Epilepsy Ireland News

01-07-2015 | Perampanel may benefit people with primary generalised tonic clonic seizures

01 July 2015
print version share on facebook

Perampanel, brand name Fycompa, is a relatively recent epilepsy medication which was licenced originally for use in treating partial seizures. The drug has since been shown to be beneficial for difficult to control generalised seizures. Up to now Perampanel was used in treating partial seizures but has now been given marketing authorisation by the European Commission to be marketed for use as an add on drug for difficult to control primary generalised tonic-clonic seizures in both adults and children over 12 years.

Perampanel works by targetting the AMPA receptors in the brain which have a role in initiating seizures and it is the only currently licenced drug which works this way. Results of recent clinical trials were presented at the Congress of the European Academy of Neurology in Berlin in which Peramanel was used for for generalised tonic clonic seizures and the findings are encouraging. In a trial of 164 patients 31 % became free of their generalised seizures over the 13 week trial compared to 13% who were not on this drug. As a group those on Perampanel had a 77% reduction in generalised seizures compared with 38% for who received a placebo. In other studies of Perampanel on myoclonic and absence seizures was found not to increase myoclonic seizures and to improve absence seizures. 

Adverse side effects of Perampanel in this trial were found to be consistent with previously known side effects of the drug such as dizziness fatigue, sleepiness and irritability and were considered mild to moderate in impact. 

Uncontrolled generalised seizures remain a significant problem in epilepsy management. Furthermore they have potentially serious consequences for p person's quality of life. They are associated with higher levels of injury, safety risk and Sudden Unexpected Death in Epilepsy.

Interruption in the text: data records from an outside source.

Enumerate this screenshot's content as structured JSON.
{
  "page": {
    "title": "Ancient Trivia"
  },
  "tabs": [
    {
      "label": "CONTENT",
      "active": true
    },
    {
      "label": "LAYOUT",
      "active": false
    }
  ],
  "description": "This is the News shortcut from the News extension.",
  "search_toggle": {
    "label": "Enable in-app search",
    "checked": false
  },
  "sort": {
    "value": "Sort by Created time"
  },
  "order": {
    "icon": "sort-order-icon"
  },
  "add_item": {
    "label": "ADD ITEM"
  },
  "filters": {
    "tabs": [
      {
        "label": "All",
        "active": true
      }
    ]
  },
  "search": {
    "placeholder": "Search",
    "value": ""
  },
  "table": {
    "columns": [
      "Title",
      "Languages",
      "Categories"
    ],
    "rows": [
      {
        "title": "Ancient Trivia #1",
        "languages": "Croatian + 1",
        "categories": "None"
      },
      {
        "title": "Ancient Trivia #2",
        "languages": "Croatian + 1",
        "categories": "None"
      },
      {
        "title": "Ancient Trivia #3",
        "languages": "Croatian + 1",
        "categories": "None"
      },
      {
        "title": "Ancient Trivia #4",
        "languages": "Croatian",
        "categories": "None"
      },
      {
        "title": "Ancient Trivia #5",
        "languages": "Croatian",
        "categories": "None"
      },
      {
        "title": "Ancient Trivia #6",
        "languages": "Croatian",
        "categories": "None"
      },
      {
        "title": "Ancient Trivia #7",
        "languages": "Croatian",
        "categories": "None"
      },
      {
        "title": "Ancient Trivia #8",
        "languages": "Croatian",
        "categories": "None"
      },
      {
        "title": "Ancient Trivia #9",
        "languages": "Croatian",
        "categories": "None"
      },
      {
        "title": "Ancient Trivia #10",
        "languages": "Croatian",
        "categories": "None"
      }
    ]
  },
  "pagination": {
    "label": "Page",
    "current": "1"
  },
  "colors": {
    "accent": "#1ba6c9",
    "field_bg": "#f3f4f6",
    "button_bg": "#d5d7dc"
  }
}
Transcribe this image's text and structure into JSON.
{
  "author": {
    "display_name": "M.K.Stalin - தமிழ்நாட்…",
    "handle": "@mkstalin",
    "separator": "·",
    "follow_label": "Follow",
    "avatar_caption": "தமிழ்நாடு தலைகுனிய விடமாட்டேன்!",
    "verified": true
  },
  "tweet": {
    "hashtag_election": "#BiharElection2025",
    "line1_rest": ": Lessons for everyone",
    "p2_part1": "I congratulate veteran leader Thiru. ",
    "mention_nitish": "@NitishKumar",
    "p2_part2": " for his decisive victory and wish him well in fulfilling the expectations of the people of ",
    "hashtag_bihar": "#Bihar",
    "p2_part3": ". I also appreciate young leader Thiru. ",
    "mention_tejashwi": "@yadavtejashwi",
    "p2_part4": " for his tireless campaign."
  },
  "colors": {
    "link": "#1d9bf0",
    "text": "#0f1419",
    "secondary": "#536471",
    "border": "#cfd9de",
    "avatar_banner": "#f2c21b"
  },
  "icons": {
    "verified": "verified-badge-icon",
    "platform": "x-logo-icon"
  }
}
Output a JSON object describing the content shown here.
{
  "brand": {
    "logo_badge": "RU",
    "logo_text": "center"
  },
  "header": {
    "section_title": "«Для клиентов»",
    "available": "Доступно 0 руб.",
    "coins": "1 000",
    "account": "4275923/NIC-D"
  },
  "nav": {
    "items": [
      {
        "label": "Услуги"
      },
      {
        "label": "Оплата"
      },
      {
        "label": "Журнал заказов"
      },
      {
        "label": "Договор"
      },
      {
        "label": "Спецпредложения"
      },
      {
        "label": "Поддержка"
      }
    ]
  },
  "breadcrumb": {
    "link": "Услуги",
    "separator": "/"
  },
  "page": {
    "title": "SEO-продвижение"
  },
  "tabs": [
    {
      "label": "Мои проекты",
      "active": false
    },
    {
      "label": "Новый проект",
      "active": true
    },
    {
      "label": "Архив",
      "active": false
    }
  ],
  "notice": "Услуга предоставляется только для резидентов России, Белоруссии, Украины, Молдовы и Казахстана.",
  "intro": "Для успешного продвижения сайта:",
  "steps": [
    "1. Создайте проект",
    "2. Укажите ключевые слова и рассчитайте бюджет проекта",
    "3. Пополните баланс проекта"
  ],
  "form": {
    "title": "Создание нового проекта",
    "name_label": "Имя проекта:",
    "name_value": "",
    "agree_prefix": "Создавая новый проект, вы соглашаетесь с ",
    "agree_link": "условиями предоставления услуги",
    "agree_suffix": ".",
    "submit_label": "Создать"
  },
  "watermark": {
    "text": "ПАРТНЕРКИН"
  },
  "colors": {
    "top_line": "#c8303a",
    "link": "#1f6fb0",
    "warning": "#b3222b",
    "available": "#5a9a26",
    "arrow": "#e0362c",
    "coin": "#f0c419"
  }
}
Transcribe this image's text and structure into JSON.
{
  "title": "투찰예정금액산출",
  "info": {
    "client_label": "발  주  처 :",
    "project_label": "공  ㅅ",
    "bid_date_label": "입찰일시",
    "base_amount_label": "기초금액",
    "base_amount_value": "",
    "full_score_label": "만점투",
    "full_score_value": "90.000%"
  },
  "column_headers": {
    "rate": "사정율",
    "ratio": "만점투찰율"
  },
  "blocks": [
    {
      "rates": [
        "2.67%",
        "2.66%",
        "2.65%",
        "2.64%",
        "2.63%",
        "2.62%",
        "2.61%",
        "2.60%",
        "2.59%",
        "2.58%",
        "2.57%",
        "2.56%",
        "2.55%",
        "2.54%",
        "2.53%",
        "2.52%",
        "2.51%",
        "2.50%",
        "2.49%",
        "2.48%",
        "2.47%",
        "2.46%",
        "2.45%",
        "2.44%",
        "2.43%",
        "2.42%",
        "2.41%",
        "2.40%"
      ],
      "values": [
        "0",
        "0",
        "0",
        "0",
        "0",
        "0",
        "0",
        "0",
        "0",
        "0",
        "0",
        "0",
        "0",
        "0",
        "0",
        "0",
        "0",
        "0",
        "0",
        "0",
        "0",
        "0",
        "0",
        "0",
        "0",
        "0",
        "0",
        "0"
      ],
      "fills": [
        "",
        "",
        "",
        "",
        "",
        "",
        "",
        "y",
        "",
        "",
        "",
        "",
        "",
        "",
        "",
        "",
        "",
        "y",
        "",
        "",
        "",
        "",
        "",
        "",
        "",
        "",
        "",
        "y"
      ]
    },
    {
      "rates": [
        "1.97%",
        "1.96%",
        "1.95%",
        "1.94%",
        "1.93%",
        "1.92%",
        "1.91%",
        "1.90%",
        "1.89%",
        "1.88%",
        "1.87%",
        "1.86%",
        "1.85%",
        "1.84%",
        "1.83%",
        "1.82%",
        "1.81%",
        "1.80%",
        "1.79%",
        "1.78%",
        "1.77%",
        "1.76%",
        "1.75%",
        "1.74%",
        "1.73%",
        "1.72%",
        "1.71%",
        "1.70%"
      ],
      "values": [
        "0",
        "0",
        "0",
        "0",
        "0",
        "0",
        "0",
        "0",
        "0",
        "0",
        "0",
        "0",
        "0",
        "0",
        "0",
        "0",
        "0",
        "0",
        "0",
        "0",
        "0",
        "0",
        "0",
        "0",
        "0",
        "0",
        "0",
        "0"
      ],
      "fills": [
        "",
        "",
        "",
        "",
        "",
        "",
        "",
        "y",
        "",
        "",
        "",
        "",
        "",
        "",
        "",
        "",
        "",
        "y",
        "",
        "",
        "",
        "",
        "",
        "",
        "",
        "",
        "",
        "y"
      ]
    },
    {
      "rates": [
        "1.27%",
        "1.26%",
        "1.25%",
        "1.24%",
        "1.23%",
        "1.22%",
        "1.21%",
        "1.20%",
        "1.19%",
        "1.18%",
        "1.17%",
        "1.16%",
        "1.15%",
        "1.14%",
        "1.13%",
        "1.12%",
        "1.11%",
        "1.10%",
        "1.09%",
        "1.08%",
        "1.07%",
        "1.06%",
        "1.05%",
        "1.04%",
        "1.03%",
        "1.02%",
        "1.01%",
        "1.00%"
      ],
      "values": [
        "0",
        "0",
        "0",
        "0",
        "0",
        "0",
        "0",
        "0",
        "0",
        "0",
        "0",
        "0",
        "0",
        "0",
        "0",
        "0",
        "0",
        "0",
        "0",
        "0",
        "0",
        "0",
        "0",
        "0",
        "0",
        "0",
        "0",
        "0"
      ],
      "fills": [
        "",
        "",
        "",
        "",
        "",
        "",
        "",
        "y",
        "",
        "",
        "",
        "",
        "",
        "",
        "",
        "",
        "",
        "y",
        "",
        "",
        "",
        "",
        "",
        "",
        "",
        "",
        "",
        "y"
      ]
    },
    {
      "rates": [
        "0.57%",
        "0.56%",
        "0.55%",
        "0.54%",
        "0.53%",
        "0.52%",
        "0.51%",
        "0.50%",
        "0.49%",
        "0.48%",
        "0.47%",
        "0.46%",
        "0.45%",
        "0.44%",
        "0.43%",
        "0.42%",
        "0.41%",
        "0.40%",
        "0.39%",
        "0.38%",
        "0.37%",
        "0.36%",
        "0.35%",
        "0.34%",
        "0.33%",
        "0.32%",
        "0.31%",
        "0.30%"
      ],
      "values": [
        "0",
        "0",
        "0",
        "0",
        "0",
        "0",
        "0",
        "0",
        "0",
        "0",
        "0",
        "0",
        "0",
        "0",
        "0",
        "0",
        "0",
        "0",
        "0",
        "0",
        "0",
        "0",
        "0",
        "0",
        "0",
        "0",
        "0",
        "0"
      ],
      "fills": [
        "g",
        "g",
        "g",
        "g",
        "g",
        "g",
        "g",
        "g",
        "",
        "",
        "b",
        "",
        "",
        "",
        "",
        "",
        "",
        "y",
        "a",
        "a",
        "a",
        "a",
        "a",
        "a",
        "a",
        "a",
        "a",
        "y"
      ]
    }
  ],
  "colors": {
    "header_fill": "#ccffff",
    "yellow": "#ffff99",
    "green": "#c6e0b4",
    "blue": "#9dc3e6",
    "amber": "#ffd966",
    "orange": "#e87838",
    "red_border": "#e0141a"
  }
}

They can affect a person's employment options, ability to drive and even to live independently. In this light any new treatment option for uncontrolled generalised seizures is to be welcomed.

Source: PR Newswire

web design by ionic